GW's Africana Studies Program promotes an interdepartmental, interdisciplinary course of study examining the diverse histories, cultures, politics and people of the African diaspora. Regional coverage includes the United States, Africa, the Caribbean, Latin America, Europe, and the Middle East. Students in the program are introduced to methodology from core areas of the humanities and social sciences to develop skills in comparative, cross-cultural analysis and research. A student’s course of study might range from a study of Caribbean cultures, the literature of Black America, the historical evolution of African independence movements, the sociology of power and equality in the United States, to an anthropological approach to the transatlantic slave trade.

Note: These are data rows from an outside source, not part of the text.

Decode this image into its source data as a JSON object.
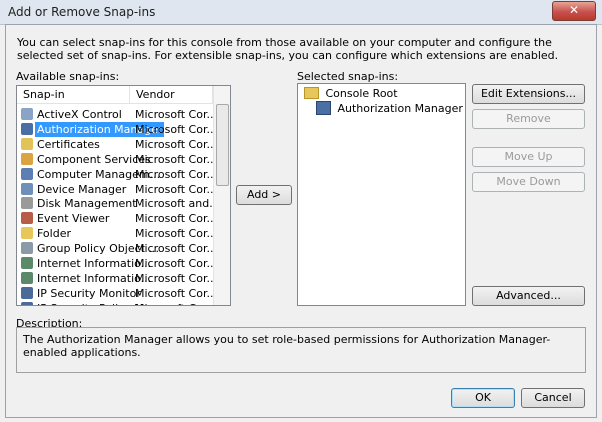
{
  "window": {
    "title": "Add or Remove Snap-ins",
    "close_label": "✕"
  },
  "intro": "You can select snap-ins for this console from those available on your computer and configure the selected set of snap-ins. For extensible snap-ins, you can configure which extensions are enabled.",
  "available": {
    "label": "Available snap-ins:",
    "columns": {
      "snapin": "Snap-in",
      "vendor": "Vendor"
    },
    "items": [
      {
        "name": "ActiveX Control",
        "vendor": "Microsoft Cor...",
        "icon": "activex-icon",
        "color": "#8aa4c8"
      },
      {
        "name": "Authorization Manager",
        "vendor": "Microsoft Cor...",
        "icon": "authorization-manager-icon",
        "color": "#4a6fa5",
        "selected": true
      },
      {
        "name": "Certificates",
        "vendor": "Microsoft Cor...",
        "icon": "certificates-icon",
        "color": "#e2c35a"
      },
      {
        "name": "Component Services",
        "vendor": "Microsoft Cor...",
        "icon": "component-services-icon",
        "color": "#d9a441"
      },
      {
        "name": "Computer Managem...",
        "vendor": "Microsoft Cor...",
        "icon": "computer-management-icon",
        "color": "#5b7fb3"
      },
      {
        "name": "Device Manager",
        "vendor": "Microsoft Cor...",
        "icon": "device-manager-icon",
        "color": "#6e8fb8"
      },
      {
        "name": "Disk Management",
        "vendor": "Microsoft and...",
        "icon": "disk-management-icon",
        "color": "#9a9a9a"
      },
      {
        "name": "Event Viewer",
        "vendor": "Microsoft Cor...",
        "icon": "event-viewer-icon",
        "color": "#b85c4a"
      },
      {
        "name": "Folder",
        "vendor": "Microsoft Cor...",
        "icon": "folder-icon",
        "color": "#e8c75a"
      },
      {
        "name": "Group Policy Object ...",
        "vendor": "Microsoft Cor...",
        "icon": "group-policy-icon",
        "color": "#8a9aa8"
      },
      {
        "name": "Internet Informatio...",
        "vendor": "Microsoft Cor...",
        "icon": "iis-icon",
        "color": "#5a8a6a"
      },
      {
        "name": "Internet Informatio...",
        "vendor": "Microsoft Cor...",
        "icon": "iis-icon",
        "color": "#5a8a6a"
      },
      {
        "name": "IP Security Monitor",
        "vendor": "Microsoft Cor...",
        "icon": "ip-security-monitor-icon",
        "color": "#4a6a9a"
      },
      {
        "name": "IP Security Policy M...",
        "vendor": "Microsoft Cor...",
        "icon": "ip-security-policy-icon",
        "color": "#4a6a9a"
      }
    ]
  },
  "add_button": "Add >",
  "selected": {
    "label": "Selected snap-ins:",
    "root": "Console Root",
    "children": [
      "Authorization Manager"
    ]
  },
  "buttons": {
    "edit_extensions": "Edit Extensions...",
    "remove": "Remove",
    "move_up": "Move Up",
    "move_down": "Move Down",
    "advanced": "Advanced...",
    "ok": "OK",
    "cancel": "Cancel"
  },
  "description": {
    "label": "Description:",
    "text": "The Authorization Manager allows you to set role-based permissions for Authorization Manager-enabled applications."
  }
}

Related Majors, Minors, and Concentrations
Students from across the university pick Africana studies as a major or minor. Africana Studies students' related fields of study include in art history, English, history, biology, political science and sociology.
What can I expect to learn in the Africana Studies program at GW?
The program’s geographical scope will help prepare students to meet the challenges of an increasingly global world. These challenges include rethinking our former ideas of race, gender and national identity. At the same time, Africana Studies remains equally committed to investigating these questions within a U.S. context. The disciplinary breadth of the program will equip students with a strong academic foundation for graduate studies in the humanities and social sciences. Africana Studies students have chosen advanced study in fields such as public policy, international affairs, history, education, literature, communication, law, and ethnic studies.
What is the Africana Studies community like at GW?
It is a community of scholars devoted to an understanding of the experiences of African descended-populations in the United States, Africa and other areas of the African Diaspora. Our unique setting in the historically rich and internationally vibrant city of Washington, D.C., allows for a living program which strives to connect the classroom to the larger community and its resources: museums, embassies, and the many important historical landmarks, such as the Frederick Douglass home in Anacostia.
What can I do in the Africana Studies field?
The Africana studies program prepares students from different fields and with various majors for graduate studies in the humanities and social sciences: in education, communications, public health, public policy, international affairs, social work, legal professions and the creative arts.